1. Having the margin interrupted by a notch or shallow sinus.

2. (Botany) Notched at the summit.

3. (Cryst.) Having the edges truncated.

Emarginately adverb In an emarginate manner.

Emargination noun The act of notching or indenting the margin, or the state of being so notched; also, a notch or shallow sinus in a margin.

Emasculate transitive verb [ imperfect & past participle Emasculated ; present participle & verbal noun Emasculating .] [ Latin emasculare ; e + masculus male, masculine. See Male masculine.]
1. To deprive of virile or procreative power; to castrate power; to castrate; to geld.

2. To deprive of masculine vigor or spirit; to weaken; to render effeminate; to vitiate by unmanly softness.

Luxury had not emasculated their minds.
V. Knox.

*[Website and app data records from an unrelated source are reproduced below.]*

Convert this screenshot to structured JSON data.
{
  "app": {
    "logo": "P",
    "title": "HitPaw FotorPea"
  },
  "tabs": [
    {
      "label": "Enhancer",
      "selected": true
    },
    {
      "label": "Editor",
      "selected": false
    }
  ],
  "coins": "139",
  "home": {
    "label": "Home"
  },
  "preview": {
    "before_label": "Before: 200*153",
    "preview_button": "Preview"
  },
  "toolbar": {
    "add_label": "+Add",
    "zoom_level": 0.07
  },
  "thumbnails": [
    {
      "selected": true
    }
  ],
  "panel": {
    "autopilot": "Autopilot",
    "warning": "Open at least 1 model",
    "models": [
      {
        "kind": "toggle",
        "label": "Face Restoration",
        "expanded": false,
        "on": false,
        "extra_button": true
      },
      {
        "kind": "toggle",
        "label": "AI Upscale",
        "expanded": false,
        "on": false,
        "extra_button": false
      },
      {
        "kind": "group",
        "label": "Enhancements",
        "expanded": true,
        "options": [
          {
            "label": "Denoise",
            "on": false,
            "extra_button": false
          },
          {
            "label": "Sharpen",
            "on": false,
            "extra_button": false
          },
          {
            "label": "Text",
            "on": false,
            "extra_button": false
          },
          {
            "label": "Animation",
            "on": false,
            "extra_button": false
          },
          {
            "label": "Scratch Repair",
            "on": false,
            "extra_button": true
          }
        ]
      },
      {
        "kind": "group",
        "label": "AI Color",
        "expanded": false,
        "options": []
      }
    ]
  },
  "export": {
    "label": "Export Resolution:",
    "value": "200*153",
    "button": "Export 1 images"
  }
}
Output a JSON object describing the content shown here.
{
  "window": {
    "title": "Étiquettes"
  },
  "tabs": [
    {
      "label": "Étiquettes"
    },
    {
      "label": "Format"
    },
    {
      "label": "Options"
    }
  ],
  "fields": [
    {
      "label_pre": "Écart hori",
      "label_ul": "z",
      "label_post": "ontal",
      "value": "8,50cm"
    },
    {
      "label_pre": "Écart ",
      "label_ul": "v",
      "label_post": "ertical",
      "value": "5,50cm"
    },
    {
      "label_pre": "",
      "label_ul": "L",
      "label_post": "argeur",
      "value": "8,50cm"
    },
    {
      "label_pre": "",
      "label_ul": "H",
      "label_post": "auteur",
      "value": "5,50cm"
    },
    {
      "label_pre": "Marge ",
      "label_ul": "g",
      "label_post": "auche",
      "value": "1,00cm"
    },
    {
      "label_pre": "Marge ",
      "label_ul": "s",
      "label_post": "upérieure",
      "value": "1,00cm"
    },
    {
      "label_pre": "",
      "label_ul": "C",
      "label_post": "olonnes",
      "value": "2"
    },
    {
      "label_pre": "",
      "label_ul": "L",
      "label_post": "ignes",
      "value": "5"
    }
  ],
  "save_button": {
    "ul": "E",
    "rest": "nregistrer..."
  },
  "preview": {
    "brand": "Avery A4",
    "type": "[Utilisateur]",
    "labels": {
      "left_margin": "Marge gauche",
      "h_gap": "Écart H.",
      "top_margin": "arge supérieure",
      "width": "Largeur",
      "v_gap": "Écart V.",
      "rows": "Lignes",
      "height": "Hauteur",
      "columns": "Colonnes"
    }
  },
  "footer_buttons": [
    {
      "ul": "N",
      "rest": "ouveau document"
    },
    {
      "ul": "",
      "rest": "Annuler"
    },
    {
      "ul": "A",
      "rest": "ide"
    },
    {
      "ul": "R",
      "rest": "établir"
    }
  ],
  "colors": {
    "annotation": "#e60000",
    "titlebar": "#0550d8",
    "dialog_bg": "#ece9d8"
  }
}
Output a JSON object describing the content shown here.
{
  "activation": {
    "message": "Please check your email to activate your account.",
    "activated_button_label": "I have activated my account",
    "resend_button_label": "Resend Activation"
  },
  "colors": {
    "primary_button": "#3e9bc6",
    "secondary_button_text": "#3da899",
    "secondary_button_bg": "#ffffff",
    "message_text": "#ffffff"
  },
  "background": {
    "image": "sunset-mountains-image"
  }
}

Emasculate adjective Deprived of virility or vigor; unmanned; weak. " Emasculate slave." Hammond.

Emasculation noun
1. The act of depriving of virility, or the state of being so deprived; castration.

2. The act of depriving, or state of being deprived, of vigor or strength; unmanly weakness.

Emasculator noun [ Latin ] One who, or that which, emasculates.

Emasculatory adjective Serving or tending to emasculate.

Embace transitive verb See Embase . [ Obsolete]

Embale transitive verb [ French emballer ; prefix em- (L. in ) + balle bale. See 1st Bale .] [ Obsolete]
1. To make up into a bale or pack. Johnson.

2. To bind up; to inclose.

Legs . . . embaled in golden buskins.
Spenser.

Emball transitive verb [ See Embale .] To encircle or embrace. [ Obsolete] Sir P. Sidney.

Embalm transitive verb [ imperfect & past participle Embalmed ; present participle & verbal noun Embalming .] [ French embaumer ; prefix em- (L. in ) + baume balm. See Balm .]
1. To anoint all over with balm; especially, to preserve from decay by means of balm or other aromatic oils, or spices; to fill or impregnate (a dead body), with aromatics and drugs that it may resist putrefaction.

Joseph commanded his servants, the physicians, to embalm ...is father; and the physicians embalmed Israel.
Gem. l. 2.

2. To fill or imbue with sweet odor; to perfume.

With fresh dews embalmed the earth.
Milton.

3. To preserve from decay or oblivion as if with balm; to perpetuate in remembrance.

Those tears eternal that embalm the dead.
Pope.

Embalmer noun One who embalms.

Embalmment noun [ Confer French embaumement .] The act of embalming. [ R.] Malone.

Embank transitive verb [ imperfect & past participle Embanked ; present participle & verbal noun Embanking .] [ Prefix em- + bank . Confer Imbank .] To throw up a bank so as to confine or to defend; to protect by a bank of earth or stone.

Embankment noun
1. The act of surrounding or defending with a bank.

2. A structure of earth, gravel, etc., raised to prevent water from overflowing a level tract of country, to retain water in a reservoir, or to carry a roadway, etc.

Embar transitive verb [ imperfect & past participle Embarred ; present participle & verbal noun Embanking .] [ Prefix em- + bar : confer French embarrer . Confer Embargo .]
1. To bar or shut in; to inclose securely, as with bars.

Where fast embarred in mighty brazen wall.
Spenser.

2. To stop; to hinder by prohibition; to block up.

He embarred all further trade.
Bacon.

Embarcation noun Same as Embarkation .

Embarge transitive verb To put in a barge. [ Poetic] Drayton.